### What you are asked to do:
The required output is every record, reproduced exactly.

### Data to examine:
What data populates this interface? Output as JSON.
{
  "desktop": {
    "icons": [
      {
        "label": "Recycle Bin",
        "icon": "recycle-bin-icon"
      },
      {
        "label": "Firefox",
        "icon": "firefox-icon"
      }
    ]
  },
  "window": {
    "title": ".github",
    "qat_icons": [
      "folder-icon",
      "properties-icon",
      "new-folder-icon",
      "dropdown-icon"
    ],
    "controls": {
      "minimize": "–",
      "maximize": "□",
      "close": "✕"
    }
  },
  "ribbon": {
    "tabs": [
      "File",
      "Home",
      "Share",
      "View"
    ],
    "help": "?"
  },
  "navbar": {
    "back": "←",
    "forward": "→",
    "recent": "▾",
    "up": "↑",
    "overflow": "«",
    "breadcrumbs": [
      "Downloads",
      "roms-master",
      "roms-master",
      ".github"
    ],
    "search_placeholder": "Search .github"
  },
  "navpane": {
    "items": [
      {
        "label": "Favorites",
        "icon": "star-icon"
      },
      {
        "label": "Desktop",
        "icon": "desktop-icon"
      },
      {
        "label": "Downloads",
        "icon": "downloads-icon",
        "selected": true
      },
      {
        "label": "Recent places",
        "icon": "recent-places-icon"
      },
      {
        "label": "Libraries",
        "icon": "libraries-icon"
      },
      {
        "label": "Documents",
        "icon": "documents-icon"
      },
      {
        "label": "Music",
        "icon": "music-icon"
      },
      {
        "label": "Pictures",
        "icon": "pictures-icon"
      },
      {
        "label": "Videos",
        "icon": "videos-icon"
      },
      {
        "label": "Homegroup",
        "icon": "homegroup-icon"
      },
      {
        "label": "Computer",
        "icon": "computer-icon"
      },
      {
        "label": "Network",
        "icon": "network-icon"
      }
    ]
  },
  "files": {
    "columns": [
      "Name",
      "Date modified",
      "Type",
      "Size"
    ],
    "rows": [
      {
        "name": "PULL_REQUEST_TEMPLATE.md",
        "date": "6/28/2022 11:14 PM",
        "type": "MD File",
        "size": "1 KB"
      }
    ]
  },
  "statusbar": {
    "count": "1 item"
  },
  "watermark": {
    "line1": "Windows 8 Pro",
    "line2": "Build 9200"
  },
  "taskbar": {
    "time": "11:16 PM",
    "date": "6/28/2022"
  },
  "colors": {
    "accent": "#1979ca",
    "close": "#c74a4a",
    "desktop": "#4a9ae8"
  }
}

### Result for this exercise:
What data populates this interface? Output as JSON.
{
  "desktop": {
    "icons": [
      {
        "label": "Recycle Bin",
        "icon": "recycle-bin-icon"
      },
      {
        "label": "Firefox",
        "icon": "firefox-icon"
      }
    ]
  },
  "window": {
    "title": ".github",
    "qat_icons": [
      "folder-icon",
      "properties-icon",
      "new-folder-icon",
      "dropdown-icon"
    ],
    "controls": {
      "minimize": "–",
      "maximize": "□",
      "close": "✕"
    }
  },
  "ribbon": {
    "tabs": [
      "File",
      "Home",
      "Share",
      "View"
    ],
    "help": "?"
  },
  "navbar": {
    "back": "←",
    "forward": "→",
    "recent": "▾",
    "up": "↑",
    "overflow": "«",
    "breadcrumbs": [
      "Downloads",
      "roms-master",
      "roms-master",
      ".github"
    ],
    "search_placeholder": "Search .github"
  },
  "navpane": {
    "items": [
      {
        "label": "Favorites",
        "icon": "star-icon"
      },
      {
        "label": "Desktop",
        "icon": "desktop-icon"
      },
      {
        "label": "Downloads",
        "icon": "downloads-icon",
        "selected": true
      },
      {
        "label": "Recent places",
        "icon": "recent-places-icon"
      },
      {
        "label": "Libraries",
        "icon": "libraries-icon"
      },
      {
        "label": "Documents",
        "icon": "documents-icon"
      },
      {
        "label": "Music",
        "icon": "music-icon"
      },
      {
        "label": "Pictures",
        "icon": "pictures-icon"
      },
      {
        "label": "Videos",
        "icon": "videos-icon"
      },
      {
        "label": "Homegroup",
        "icon": "homegroup-icon"
      },
      {
        "label": "Computer",
        "icon": "computer-icon"
      },
      {
        "label": "Network",
        "icon": "network-icon"
      }
    ]
  },
  "files": {
    "columns": [
      "Name",
      "Date modified",
      "Type",
      "Size"
    ],
    "rows": [
      {
        "name": "PULL_REQUEST_TEMPLATE.md",
        "date": "6/28/2022 11:14 PM",
        "type": "MD File",
        "size": "1 KB"
      }
    ]
  },
  "statusbar": {
    "count": "1 item"
  },
  "watermark": {
    "line1": "Windows 8 Pro",
    "line2": "Build 9200"
  },
  "taskbar": {
    "time": "11:16 PM",
    "date": "6/28/2022"
  },
  "colors": {
    "accent": "#1979ca",
    "close": "#c74a4a",
    "desktop": "#4a9ae8"
  }
}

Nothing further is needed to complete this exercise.